***** Input material *****
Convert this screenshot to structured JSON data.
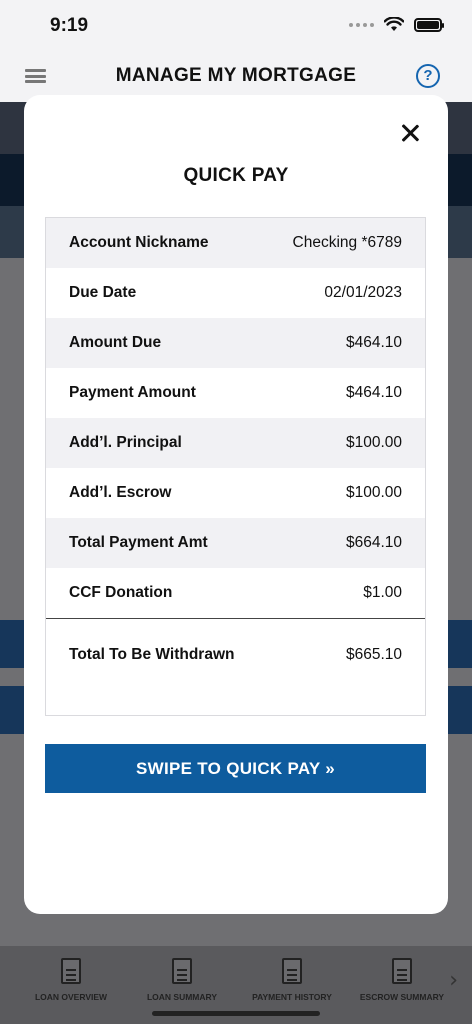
{
  "status_bar": {
    "time": "9:19"
  },
  "header": {
    "title": "MANAGE MY MORTGAGE",
    "help_symbol": "?"
  },
  "modal": {
    "title": "QUICK PAY",
    "rows": [
      {
        "label": "Account Nickname",
        "value": "Checking *6789"
      },
      {
        "label": "Due Date",
        "value": "02/01/2023"
      },
      {
        "label": "Amount Due",
        "value": "$464.10"
      },
      {
        "label": "Payment Amount",
        "value": "$464.10"
      },
      {
        "label": "Add’l. Principal",
        "value": "$100.00"
      },
      {
        "label": "Add’l. Escrow",
        "value": "$100.00"
      },
      {
        "label": "Total Payment Amt",
        "value": "$664.10"
      },
      {
        "label": "CCF Donation",
        "value": "$1.00"
      }
    ],
    "total": {
      "label": "Total To Be Withdrawn",
      "value": "$665.10"
    },
    "swipe_label": "SWIPE TO QUICK PAY »"
  },
  "tab_bar": {
    "tabs": [
      {
        "label": "LOAN OVERVIEW",
        "icon": "document-icon"
      },
      {
        "label": "LOAN SUMMARY",
        "icon": "document-clock-icon"
      },
      {
        "label": "PAYMENT HISTORY",
        "icon": "document-chart-icon"
      },
      {
        "label": "ESCROW SUMMARY",
        "icon": "document-dollar-icon"
      }
    ]
  },
  "colors": {
    "accent": "#0e5c9e",
    "help": "#1565b0"
  }
}
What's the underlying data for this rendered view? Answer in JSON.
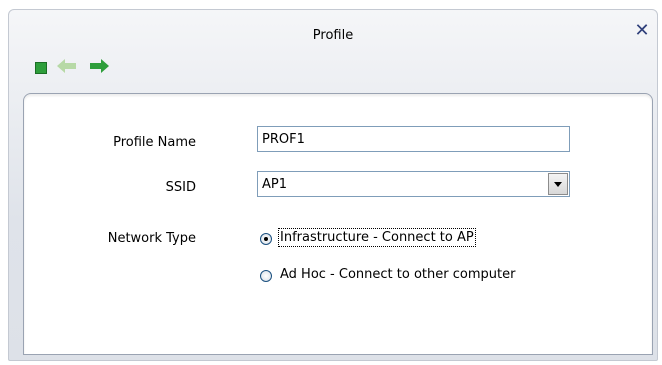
{
  "window": {
    "title": "Profile",
    "close_glyph": "✕"
  },
  "toolbar": {
    "icons": [
      "stop-icon",
      "back-arrow-icon",
      "forward-arrow-icon"
    ],
    "accent": "#2e9e3b"
  },
  "form": {
    "profile_name_label": "Profile Name",
    "profile_name_value": "PROF1",
    "ssid_label": "SSID",
    "ssid_value": "AP1",
    "network_type_label": "Network Type",
    "options": [
      {
        "label": "Infrastructure - Connect to AP",
        "selected": true
      },
      {
        "label": "Ad Hoc - Connect to other computer",
        "selected": false
      }
    ]
  }
}
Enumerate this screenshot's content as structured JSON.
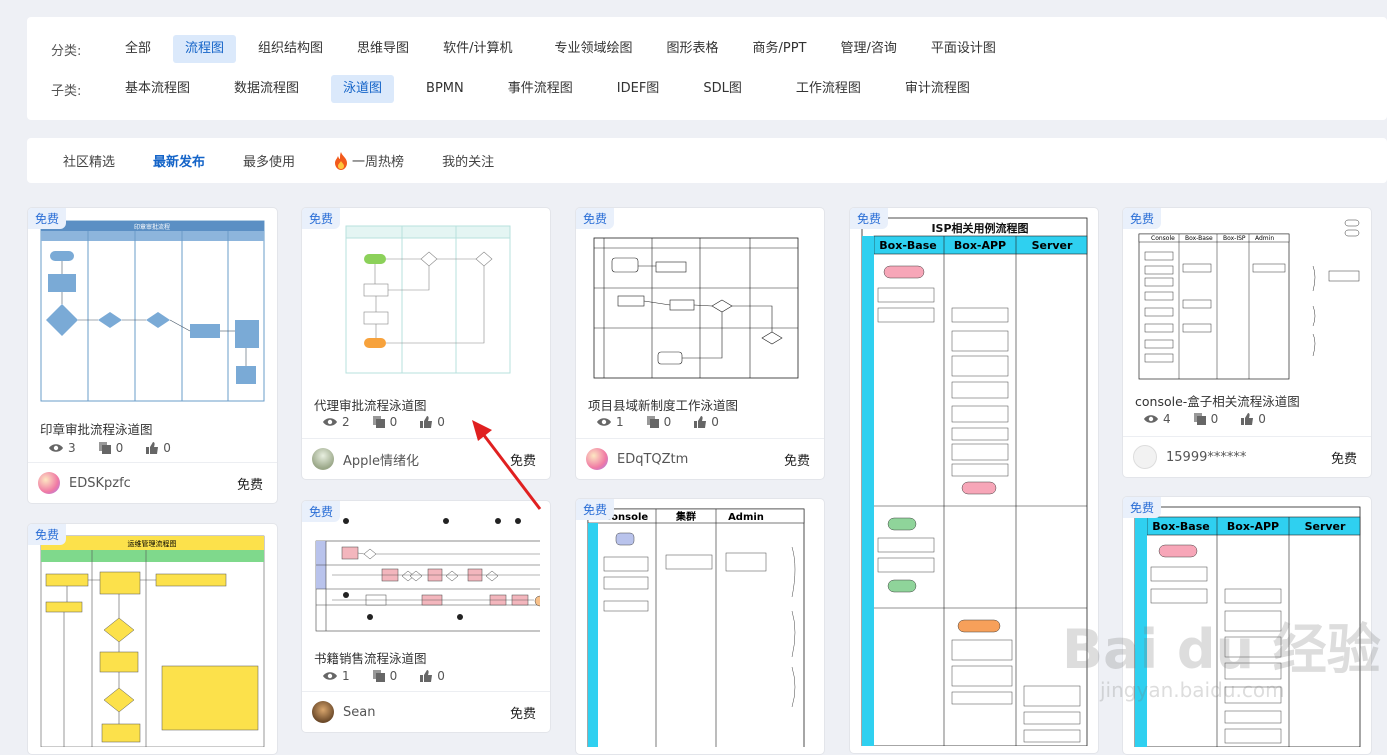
{
  "categories": {
    "label": "分类:",
    "items": [
      "全部",
      "流程图",
      "组织结构图",
      "思维导图",
      "软件/计算机",
      "专业领域绘图",
      "图形表格",
      "商务/PPT",
      "管理/咨询",
      "平面设计图"
    ],
    "active_index": 1
  },
  "subcategories": {
    "label": "子类:",
    "items": [
      "基本流程图",
      "数据流程图",
      "泳道图",
      "BPMN",
      "事件流程图",
      "IDEF图",
      "SDL图",
      "工作流程图",
      "审计流程图"
    ],
    "active_index": 2
  },
  "tabs": {
    "items": [
      "社区精选",
      "最新发布",
      "最多使用",
      "一周热榜",
      "我的关注"
    ],
    "active_index": 1
  },
  "cards": [
    {
      "badge": "免费",
      "title": "印章审批流程泳道图",
      "views": "3",
      "copies": "0",
      "likes": "0",
      "author": "EDSKpzfc",
      "price": "免费"
    },
    {
      "badge": "免费",
      "title": "代理审批流程泳道图",
      "views": "2",
      "copies": "0",
      "likes": "0",
      "author": "Apple情绪化",
      "price": "免费"
    },
    {
      "badge": "免费",
      "title": "项目县域新制度工作泳道图",
      "views": "1",
      "copies": "0",
      "likes": "0",
      "author": "EDqTQZtm",
      "price": "免费"
    },
    {
      "badge": "免费"
    },
    {
      "badge": "免费",
      "title": "console-盒子相关流程泳道图",
      "views": "4",
      "copies": "0",
      "likes": "0",
      "author": "15999******",
      "price": "免费"
    },
    {
      "badge": "免费"
    },
    {
      "badge": "免费",
      "title": "书籍销售流程泳道图",
      "views": "1",
      "copies": "0",
      "likes": "0",
      "author": "Sean",
      "price": "免费"
    },
    {
      "badge": "免费"
    },
    {
      "badge": "免费"
    }
  ],
  "thumbs": {
    "isp_title": "ISP相关用例流程图",
    "isp_cols": [
      "Box-Base",
      "Box-APP",
      "Server"
    ],
    "console_cols": [
      "Console",
      "Box-Base",
      "Box-ISP",
      "Admin"
    ],
    "console_cols2": [
      "Console",
      "集群",
      "Admin"
    ],
    "card1_title": "印章审批流程",
    "card5_title": "运维管理流程图"
  },
  "colors": {
    "accent": "#1464c8",
    "active_bg": "#dbe9fb",
    "badge_text": "#2a6ed6",
    "badge_bg": "#e9f0fb",
    "arrow": "#e02020"
  }
}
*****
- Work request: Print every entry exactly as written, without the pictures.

- Task answer:
Convert this screenshot to structured JSON data.
{
  "status_bar": {
    "time": "9:19"
  },
  "header": {
    "title": "MANAGE MY MORTGAGE",
    "help_symbol": "?"
  },
  "modal": {
    "title": "QUICK PAY",
    "rows": [
      {
        "label": "Account Nickname",
        "value": "Checking *6789"
      },
      {
        "label": "Due Date",
        "value": "02/01/2023"
      },
      {
        "label": "Amount Due",
        "value": "$464.10"
      },
      {
        "label": "Payment Amount",
        "value": "$464.10"
      },
      {
        "label": "Add’l. Principal",
        "value": "$100.00"
      },
      {
        "label": "Add’l. Escrow",
        "value": "$100.00"
      },
      {
        "label": "Total Payment Amt",
        "value": "$664.10"
      },
      {
        "label": "CCF Donation",
        "value": "$1.00"
      }
    ],
    "total": {
      "label": "Total To Be Withdrawn",
      "value": "$665.10"
    },
    "swipe_label": "SWIPE TO QUICK PAY »"
  },
  "tab_bar": {
    "tabs": [
      {
        "label": "LOAN OVERVIEW",
        "icon": "document-icon"
      },
      {
        "label": "LOAN SUMMARY",
        "icon": "document-clock-icon"
      },
      {
        "label": "PAYMENT HISTORY",
        "icon": "document-chart-icon"
      },
      {
        "label": "ESCROW SUMMARY",
        "icon": "document-dollar-icon"
      }
    ]
  },
  "colors": {
    "accent": "#0e5c9e",
    "help": "#1565b0"
  }
}
What's the underlying data for this rendered view? Answer in JSON.
{
  "window": {
    "title": "Profile",
    "close_glyph": "✕"
  },
  "toolbar": {
    "icons": [
      "stop-icon",
      "back-arrow-icon",
      "forward-arrow-icon"
    ],
    "accent": "#2e9e3b"
  },
  "form": {
    "profile_name_label": "Profile Name",
    "profile_name_value": "PROF1",
    "ssid_label": "SSID",
    "ssid_value": "AP1",
    "network_type_label": "Network Type",
    "options": [
      {
        "label": "Infrastructure - Connect to AP",
        "selected": true
      },
      {
        "label": "Ad Hoc - Connect to other computer",
        "selected": false
      }
    ]
  }
}
Enumerate this screenshot's content as structured JSON.
{
  "categories": {
    "label": "分类:",
    "items": [
      "全部",
      "流程图",
      "组织结构图",
      "思维导图",
      "软件/计算机",
      "专业领域绘图",
      "图形表格",
      "商务/PPT",
      "管理/咨询",
      "平面设计图"
    ],
    "active_index": 1
  },
  "subcategories": {
    "label": "子类:",
    "items": [
      "基本流程图",
      "数据流程图",
      "泳道图",
      "BPMN",
      "事件流程图",
      "IDEF图",
      "SDL图",
      "工作流程图",
      "审计流程图"
    ],
    "active_index": 2
  },
  "tabs": {
    "items": [
      "社区精选",
      "最新发布",
      "最多使用",
      "一周热榜",
      "我的关注"
    ],
    "active_index": 1
  },
  "cards": [
    {
      "badge": "免费",
      "title": "印章审批流程泳道图",
      "views": "3",
      "copies": "0",
      "likes": "0",
      "author": "EDSKpzfc",
      "price": "免费"
    },
    {
      "badge": "免费",
      "title": "代理审批流程泳道图",
      "views": "2",
      "copies": "0",
      "likes": "0",
      "author": "Apple情绪化",
      "price": "免费"
    },
    {
      "badge": "免费",
      "title": "项目县域新制度工作泳道图",
      "views": "1",
      "copies": "0",
      "likes": "0",
      "author": "EDqTQZtm",
      "price": "免费"
    },
    {
      "badge": "免费"
    },
    {
      "badge": "免费",
      "title": "console-盒子相关流程泳道图",
      "views": "4",
      "copies": "0",
      "likes": "0",
      "author": "15999******",
      "price": "免费"
    },
    {
      "badge": "免费"
    },
    {
      "badge": "免费",
      "title": "书籍销售流程泳道图",
      "views": "1",
      "copies": "0",
      "likes": "0",
      "author": "Sean",
      "price": "免费"
    },
    {
      "badge": "免费"
    },
    {
      "badge": "免费"
    }
  ],
  "thumbs": {
    "isp_title": "ISP相关用例流程图",
    "isp_cols": [
      "Box-Base",
      "Box-APP",
      "Server"
    ],
    "console_cols": [
      "Console",
      "Box-Base",
      "Box-ISP",
      "Admin"
    ],
    "console_cols2": [
      "Console",
      "集群",
      "Admin"
    ],
    "card1_title": "印章审批流程",
    "card5_title": "运维管理流程图"
  },
  "colors": {
    "accent": "#1464c8",
    "active_bg": "#dbe9fb",
    "badge_text": "#2a6ed6",
    "badge_bg": "#e9f0fb",
    "arrow": "#e02020"
  }
}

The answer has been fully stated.